People-Skills: When Logic Blocks Success
by Kate Nasser |
Many a disagreement or impasse has emerged from the statement, That’s not logical. Professionals who say this to an employee, team member, or colleague believe they have right on their side. Ironically, when people use logic in this way, they are quite wrong for it shows poor people-skills and blocks success.
There are societal influences that feed (yet don’t justify) this twisted use of logic. How many times have we honored the phrase clear headed thinking? We describe successful business people as thinking with their heads not their hearts.
Nonetheless, it doesn’t take long for the sheen of these influences to wear thin and for all to see the effects of those who cast judgment on logic. These poor people-skills can block future interaction, openness, honesty, valuable exchanges of ideas, and teamwork. They can block success.
People-Skills Tip for Success
If you have used the phrase, that’s not logical, without harmful intent, it is easy to avoid the misstep in the future.
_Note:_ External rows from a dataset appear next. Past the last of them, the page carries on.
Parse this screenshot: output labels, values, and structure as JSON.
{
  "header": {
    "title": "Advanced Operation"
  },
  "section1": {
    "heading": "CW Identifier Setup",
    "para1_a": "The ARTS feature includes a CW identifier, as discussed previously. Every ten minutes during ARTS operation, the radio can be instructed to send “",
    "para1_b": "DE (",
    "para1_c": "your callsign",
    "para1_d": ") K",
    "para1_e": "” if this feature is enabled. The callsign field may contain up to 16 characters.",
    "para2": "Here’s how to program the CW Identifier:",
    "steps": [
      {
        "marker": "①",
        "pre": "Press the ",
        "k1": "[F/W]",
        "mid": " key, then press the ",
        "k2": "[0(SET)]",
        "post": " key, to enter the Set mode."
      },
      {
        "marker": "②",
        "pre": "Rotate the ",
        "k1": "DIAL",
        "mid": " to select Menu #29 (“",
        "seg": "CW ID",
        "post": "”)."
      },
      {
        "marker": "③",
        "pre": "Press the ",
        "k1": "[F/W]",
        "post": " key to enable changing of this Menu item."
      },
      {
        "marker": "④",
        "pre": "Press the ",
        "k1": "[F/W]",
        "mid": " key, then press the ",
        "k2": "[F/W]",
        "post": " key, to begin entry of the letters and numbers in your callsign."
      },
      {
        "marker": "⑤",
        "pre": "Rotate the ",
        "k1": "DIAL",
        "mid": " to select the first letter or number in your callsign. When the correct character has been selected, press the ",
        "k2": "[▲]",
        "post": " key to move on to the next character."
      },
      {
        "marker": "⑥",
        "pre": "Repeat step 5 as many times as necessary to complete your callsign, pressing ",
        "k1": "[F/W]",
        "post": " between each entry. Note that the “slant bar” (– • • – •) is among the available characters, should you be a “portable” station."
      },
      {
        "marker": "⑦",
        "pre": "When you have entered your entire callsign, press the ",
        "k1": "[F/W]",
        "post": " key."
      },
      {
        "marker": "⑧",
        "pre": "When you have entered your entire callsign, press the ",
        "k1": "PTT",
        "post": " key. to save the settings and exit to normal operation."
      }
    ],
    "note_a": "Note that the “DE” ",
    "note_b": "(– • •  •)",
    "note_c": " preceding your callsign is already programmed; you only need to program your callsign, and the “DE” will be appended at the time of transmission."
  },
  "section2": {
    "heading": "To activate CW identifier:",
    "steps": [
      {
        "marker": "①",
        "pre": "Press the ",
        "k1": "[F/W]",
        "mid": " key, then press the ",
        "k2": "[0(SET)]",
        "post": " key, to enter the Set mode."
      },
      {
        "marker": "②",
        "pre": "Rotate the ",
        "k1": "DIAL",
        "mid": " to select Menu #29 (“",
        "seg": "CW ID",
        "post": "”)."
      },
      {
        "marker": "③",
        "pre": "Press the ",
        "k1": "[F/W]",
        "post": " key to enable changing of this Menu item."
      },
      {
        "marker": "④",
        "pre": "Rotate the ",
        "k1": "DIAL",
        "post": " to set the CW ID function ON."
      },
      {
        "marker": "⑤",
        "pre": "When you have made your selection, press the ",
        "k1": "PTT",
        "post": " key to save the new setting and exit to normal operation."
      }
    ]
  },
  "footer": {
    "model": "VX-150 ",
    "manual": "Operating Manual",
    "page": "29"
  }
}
When you disagree, allow yourself room to change course. Your words will explore instead of judge, discuss instead of declare, communicate instead of condemn.
With that mindset, you can easily replace that’s not logical with I don’t follow your logic or better yet, I see it another way.
Need to be Right; Need for Control.
If that approach unsettles you, your trip to success may be longer. Your need to be right and to control every situation can hold you back.
- Declarations and judgments show your limitations not the limitations of those you judge. People can see that.
- Decision makers will question your ability to handle change. You might believe they see you as decisive and valuable. Yet you appear rigid and inflexible.
- As you shut out others’ input and perspectives, you are driving blind. Your blind spots, unaddressed by those you have repelled, can undermine your success.
Stop worrying that people will misconstrue open-mindedness for uncertainty or weakness. Showing respect for others’ opinions doesn’t diminish you. It shows that you are confident and strong enough to consider all views.
Diverse professionals — sales executives, negotiators, detectives, teachers, to name just a few — use listening, learning, and understanding to create success. You can do the same!
What is your biggest challenge in interacting with people in the workplace who declare instead of discuss? I welcome your perspective in the comments section below.
Kate Nasser, The People-Skills Coach, has been turning interaction obstacles into interpersonal success for 20 years. See this site for info on workshops, keynotes, dvds, and customer results.